  • OpenAI terminated accounts of state-affiliated threat actors who tried to exploit their tools for malicious cyber activities, collaborating with Microsoft to disrupt them. While their current AI models have limited capabilities for malicious tasks, OpenAI is showing its commitment to fighting threats and maintaining platform integrity.

  • Reddit has signed a lucrative AI data licensing deal worth around $60 million annually, potentially setting a trend for similar agreements in the future. This move could significantly boost Reddit's IPO valuation by tapping into the growing enthusiasm for AI technologies in the corporate world.

  • Former Salesforce co-CEO Bret Taylor's new AI company, Sierra, aims to provide advanced customer service through AI agents that can take actions beyond answering questions. The platform is already being used by major consumer brands like SiriusXM and WeightWatchers, showing potential for transforming customer interactions via AI.

  • The USPTO has clarified that while AI systems cannot be listed as inventors on patents, humans can qualify as inventors even when assisted by AI. Significant human input is necessary for a patentable invention, with oversight of an AI system not equating to inventorship.

  • Canadian airline, Air Canada, had to pay a traveler because its chatbot gave wrong advice about refund rules. This is the first time a company was legally responsible for incorrect information from its chatbot. This story highlights how important it is for AI tools to be tested and set up properly and for companies to accept responsibility.

Educational Pill 💊

How Google’s new AI model works

Google's new Gemini 1.5 model uses a Mixture of Experts (MoE) architecture to deliver enhanced performance, particularly in understanding long contexts across various types of data.

Think of MoE like a team of specialists, where each member is really good at a specific task. In this case, “experts” are small LLMs that have higher performance in their own area of “expertise”. When Google's Gemini 1.5 model gets a job (like understanding a sentence or recognizing something in a picture), it decides which LLM (or "expert") is best suited for that particular job. Instead of asking the whole team to work on it, only the chosen expert does the work, making the process faster and more efficient.

Gemini 1.5 uses this approach to tackle huge amounts of data or complex questions without consuming too much energy. It can look at a vast amount of information at once (up to 1 million pieces of data, like words or parts of images) and understand it deeply, thanks to its “team of experts”.

LOLgorithms 😂

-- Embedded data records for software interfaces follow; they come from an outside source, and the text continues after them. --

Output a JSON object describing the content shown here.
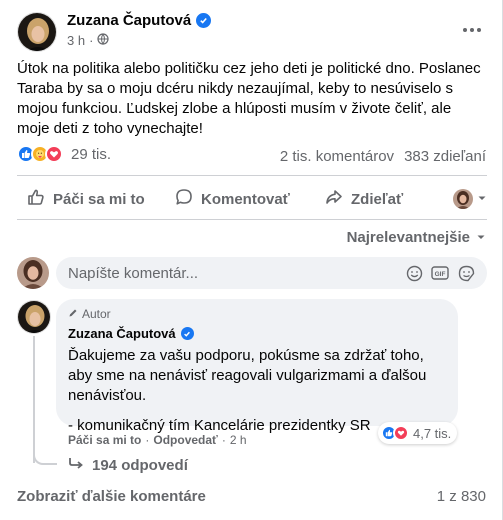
{
  "post": {
    "author": "Zuzana Čaputová",
    "time": "3 h",
    "dot": "·",
    "text": "Útok na politika alebo političku cez jeho deti je politické dno. Poslanec Taraba by sa o moju dcéru nikdy nezaujímal, keby to nesúviselo s mojou funkciou. Ľudskej zlobe a hlúposti musím v živote čeliť, ale moje deti z toho vynechajte!"
  },
  "stats": {
    "reaction_count": "29 tis.",
    "comments": "2 tis. komentárov",
    "shares": "383 zdieľaní"
  },
  "actions": {
    "like": "Páči sa mi to",
    "comment": "Komentovať",
    "share": "Zdieľať"
  },
  "sort_label": "Najrelevantnejšie",
  "composer": {
    "placeholder": "Napíšte komentár..."
  },
  "comment": {
    "badge": "Autor",
    "author": "Zuzana Čaputová",
    "text": "Ďakujeme za vašu podporu, pokúsme sa zdržať toho, aby sme na nenávisť reagovali vulgarizmami a ďalšou nenávisťou.",
    "signature": "- komunikačný tím Kancelárie prezidentky SR",
    "like": "Páči sa mi to",
    "reply": "Odpovedať",
    "time": "2 h",
    "reaction_count": "4,7 tis."
  },
  "replies_label": "194 odpovedí",
  "footer": {
    "more_comments": "Zobraziť ďalšie komentáre",
    "pager": "1 z 830"
  },
  "colors": {
    "accent": "#1877f2",
    "love": "#f33e58",
    "care": "#f7b125",
    "secondary_text": "#65676b"
  }
}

Never understood why they made Will Smith devour spaghetti in the first place.

From our community 🤝

We recently shared a story about an incredible project created by one of our students during our course. As a service designer, he developed a "profile generator" to streamline client workshop preparation, significantly reducing time and simplifying the process. This project is a perfect example of our students taking what they learn and turning it into something awesome. We're extremely proud of his clever use of skills! Check out our Instagram to dive into more about this project.

That is the end of our newsletter.

Remember, if your company is looking to implement AI technologies, we also offer customized corporate training.

See you next week. 👋